The problem is that you have to take two identically looking pills each day. You are isolated from your doctor for 30 days and cannot get resupplied. If you don't take them both you die (you could change the proportions and volumes). But you spill the pills on the floor. What are you to do?

The solution offered by Click and Clack is to take all the pills from the floor, crush them up, mix them up in water, and divide the solution by the number of days. Then each day take a share of the solution equal to one divided by the number of days left.
The similarity is clear. Taken in total we have a collection of pills or mortgages that is not all that harmful. But arbitrary portions of the collections can be extremely hazardous to your health.

Fiscal Stimulus, Again

Jim Hamilton's recent post on the stimulus hits the nail right on the head. The point is not that fiscal stimulus cannot work, as some argue. If you could change some textbook G in a continuous fashion like a TV dial it could work in a time of massive unemployment. But that is not the world we live in, so real programs must fill in the spending. But Hamilton's key point is that we need to think of the type of crisis we are in. If the cause of the recession is the piercing of a housing bubble and a credit crisis it is not clear that public works is the answer. We need to get the financial system working properly again.

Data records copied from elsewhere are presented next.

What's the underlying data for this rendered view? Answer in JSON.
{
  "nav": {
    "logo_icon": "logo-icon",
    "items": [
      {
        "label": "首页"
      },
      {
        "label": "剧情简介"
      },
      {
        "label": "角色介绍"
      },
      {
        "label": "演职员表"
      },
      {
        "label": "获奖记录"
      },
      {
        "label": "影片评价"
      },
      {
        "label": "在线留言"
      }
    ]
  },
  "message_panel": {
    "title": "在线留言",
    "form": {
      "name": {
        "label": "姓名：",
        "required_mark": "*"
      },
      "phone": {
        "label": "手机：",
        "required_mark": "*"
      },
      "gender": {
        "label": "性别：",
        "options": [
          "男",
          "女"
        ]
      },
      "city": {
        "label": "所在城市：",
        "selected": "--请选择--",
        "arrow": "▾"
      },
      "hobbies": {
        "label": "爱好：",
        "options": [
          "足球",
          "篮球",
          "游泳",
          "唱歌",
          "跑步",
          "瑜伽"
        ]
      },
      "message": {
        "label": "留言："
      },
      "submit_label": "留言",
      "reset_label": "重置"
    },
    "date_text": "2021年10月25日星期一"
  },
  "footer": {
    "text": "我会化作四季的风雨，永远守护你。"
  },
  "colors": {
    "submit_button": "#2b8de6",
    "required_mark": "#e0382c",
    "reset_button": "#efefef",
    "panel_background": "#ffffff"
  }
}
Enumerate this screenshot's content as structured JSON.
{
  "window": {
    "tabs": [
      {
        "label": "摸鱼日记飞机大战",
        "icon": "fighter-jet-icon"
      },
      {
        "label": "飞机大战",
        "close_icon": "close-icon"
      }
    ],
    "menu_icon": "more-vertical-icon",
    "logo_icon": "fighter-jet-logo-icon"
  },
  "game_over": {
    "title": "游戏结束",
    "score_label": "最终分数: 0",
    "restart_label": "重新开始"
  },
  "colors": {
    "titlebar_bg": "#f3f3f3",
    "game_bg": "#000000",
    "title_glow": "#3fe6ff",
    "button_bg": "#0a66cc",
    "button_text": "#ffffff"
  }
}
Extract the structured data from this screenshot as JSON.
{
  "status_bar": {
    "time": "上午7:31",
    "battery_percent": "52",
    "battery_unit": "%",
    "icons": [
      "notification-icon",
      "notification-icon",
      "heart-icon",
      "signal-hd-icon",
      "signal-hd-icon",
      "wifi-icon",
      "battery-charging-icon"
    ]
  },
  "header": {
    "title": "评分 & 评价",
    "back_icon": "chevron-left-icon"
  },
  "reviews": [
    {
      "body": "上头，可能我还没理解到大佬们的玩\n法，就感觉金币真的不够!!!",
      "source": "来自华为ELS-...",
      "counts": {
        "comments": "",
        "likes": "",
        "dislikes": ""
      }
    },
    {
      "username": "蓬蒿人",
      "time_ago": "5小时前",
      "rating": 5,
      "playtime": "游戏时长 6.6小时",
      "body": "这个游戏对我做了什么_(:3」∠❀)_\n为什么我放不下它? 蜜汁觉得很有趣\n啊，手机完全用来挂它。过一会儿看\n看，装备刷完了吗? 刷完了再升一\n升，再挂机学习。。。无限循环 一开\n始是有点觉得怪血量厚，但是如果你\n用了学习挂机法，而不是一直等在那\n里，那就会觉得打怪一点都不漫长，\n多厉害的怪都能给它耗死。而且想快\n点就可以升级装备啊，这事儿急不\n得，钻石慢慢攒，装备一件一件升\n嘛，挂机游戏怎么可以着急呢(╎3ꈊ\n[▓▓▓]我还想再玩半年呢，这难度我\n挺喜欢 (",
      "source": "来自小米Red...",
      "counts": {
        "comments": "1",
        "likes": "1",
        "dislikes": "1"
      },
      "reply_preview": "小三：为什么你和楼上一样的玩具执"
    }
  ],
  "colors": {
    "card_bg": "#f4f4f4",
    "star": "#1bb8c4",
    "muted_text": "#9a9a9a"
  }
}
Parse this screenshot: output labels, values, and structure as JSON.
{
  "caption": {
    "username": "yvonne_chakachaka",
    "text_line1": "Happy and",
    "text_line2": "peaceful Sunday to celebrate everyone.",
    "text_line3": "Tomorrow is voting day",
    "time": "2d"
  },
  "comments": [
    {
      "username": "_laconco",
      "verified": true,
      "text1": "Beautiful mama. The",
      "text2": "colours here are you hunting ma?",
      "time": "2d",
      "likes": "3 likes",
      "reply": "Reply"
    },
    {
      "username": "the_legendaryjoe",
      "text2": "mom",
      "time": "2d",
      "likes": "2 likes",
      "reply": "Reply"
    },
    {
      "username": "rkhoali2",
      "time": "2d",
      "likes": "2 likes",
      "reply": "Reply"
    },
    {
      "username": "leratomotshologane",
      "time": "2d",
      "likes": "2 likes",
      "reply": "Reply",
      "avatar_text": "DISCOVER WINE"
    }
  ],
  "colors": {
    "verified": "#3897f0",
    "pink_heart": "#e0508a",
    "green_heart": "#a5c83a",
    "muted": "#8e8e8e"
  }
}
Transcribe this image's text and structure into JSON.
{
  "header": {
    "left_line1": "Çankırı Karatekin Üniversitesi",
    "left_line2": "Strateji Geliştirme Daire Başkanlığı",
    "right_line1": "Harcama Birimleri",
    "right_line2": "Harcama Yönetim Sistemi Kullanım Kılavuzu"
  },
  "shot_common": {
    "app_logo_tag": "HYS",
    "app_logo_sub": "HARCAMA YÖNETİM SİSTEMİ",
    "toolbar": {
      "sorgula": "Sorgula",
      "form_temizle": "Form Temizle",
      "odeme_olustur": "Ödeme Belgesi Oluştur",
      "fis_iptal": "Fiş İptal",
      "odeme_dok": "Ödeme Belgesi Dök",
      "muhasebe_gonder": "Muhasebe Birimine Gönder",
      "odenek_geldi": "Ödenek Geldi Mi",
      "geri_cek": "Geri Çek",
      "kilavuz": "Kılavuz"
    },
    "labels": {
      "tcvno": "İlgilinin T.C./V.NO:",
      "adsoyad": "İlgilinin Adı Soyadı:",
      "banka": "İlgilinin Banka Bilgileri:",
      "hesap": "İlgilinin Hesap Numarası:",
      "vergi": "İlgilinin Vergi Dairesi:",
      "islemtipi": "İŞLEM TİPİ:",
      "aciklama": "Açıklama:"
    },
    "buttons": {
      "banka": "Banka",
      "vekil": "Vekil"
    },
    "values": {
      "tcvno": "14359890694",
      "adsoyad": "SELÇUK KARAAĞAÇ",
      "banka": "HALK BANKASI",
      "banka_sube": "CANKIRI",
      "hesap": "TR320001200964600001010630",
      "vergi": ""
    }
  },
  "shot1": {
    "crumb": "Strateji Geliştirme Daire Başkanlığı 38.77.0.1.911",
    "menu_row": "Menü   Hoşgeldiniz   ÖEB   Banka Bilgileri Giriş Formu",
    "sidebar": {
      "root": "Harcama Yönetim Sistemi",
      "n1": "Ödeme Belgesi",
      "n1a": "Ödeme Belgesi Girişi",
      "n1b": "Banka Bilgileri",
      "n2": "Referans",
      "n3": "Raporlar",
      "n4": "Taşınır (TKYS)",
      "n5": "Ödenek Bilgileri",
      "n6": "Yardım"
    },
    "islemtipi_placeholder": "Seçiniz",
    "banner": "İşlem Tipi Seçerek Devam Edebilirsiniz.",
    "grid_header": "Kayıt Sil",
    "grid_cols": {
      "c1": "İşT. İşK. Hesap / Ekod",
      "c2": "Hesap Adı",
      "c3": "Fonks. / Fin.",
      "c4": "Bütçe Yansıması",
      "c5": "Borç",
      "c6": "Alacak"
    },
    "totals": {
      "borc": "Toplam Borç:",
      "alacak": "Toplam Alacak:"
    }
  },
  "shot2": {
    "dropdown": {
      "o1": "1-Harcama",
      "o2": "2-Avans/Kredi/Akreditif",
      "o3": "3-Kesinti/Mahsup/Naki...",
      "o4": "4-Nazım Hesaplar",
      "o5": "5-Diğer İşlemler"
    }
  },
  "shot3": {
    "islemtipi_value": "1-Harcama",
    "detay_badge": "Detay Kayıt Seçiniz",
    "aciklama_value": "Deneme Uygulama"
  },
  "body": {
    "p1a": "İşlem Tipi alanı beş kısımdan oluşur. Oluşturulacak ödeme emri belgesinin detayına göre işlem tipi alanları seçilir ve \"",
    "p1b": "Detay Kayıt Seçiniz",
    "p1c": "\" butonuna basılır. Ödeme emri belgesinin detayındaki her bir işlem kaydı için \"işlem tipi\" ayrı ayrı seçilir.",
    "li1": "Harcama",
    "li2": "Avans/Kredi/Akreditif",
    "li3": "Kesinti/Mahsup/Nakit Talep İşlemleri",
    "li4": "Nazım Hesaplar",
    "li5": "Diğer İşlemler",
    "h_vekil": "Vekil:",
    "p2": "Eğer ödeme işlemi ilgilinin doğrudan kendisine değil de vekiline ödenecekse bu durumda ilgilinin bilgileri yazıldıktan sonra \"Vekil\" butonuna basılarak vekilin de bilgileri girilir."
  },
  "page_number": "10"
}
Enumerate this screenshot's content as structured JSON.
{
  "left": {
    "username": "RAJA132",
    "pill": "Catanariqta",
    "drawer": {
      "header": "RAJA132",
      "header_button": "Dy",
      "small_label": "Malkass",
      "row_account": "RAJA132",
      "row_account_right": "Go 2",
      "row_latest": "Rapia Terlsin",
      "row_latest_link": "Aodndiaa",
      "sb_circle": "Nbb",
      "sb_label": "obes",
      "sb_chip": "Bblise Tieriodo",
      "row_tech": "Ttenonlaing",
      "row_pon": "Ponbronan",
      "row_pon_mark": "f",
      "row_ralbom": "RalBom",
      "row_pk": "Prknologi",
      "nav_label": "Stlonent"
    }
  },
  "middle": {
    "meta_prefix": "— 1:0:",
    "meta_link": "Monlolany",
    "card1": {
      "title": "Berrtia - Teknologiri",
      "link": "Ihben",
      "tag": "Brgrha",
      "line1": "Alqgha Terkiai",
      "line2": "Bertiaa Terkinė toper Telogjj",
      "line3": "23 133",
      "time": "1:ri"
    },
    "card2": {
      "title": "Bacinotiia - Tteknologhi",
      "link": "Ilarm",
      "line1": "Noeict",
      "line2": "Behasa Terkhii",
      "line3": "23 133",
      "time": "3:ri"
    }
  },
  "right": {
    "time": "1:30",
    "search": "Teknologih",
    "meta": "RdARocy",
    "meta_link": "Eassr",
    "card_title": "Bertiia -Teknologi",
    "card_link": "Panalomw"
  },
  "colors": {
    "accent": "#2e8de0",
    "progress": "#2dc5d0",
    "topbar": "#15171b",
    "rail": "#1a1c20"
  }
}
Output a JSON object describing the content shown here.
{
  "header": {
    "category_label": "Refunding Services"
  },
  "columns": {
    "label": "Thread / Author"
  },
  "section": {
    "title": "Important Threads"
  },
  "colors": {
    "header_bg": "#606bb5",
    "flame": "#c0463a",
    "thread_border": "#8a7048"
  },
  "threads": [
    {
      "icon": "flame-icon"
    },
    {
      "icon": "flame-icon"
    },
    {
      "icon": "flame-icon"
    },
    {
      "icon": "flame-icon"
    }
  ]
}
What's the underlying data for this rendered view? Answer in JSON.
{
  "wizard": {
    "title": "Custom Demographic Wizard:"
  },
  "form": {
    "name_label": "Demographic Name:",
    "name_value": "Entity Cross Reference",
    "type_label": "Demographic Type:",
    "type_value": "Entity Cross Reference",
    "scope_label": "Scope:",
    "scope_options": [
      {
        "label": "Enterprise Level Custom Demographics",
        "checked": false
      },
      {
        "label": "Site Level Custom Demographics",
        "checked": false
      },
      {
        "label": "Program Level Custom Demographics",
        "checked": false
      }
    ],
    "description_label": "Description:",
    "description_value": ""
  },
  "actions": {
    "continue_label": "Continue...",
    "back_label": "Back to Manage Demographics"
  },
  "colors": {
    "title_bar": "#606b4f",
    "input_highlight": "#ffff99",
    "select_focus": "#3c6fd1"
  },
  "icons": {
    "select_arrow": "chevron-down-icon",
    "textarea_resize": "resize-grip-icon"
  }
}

I also agree with Jim that helping States with budget shortfalls to prevent further layoffs is a good idea.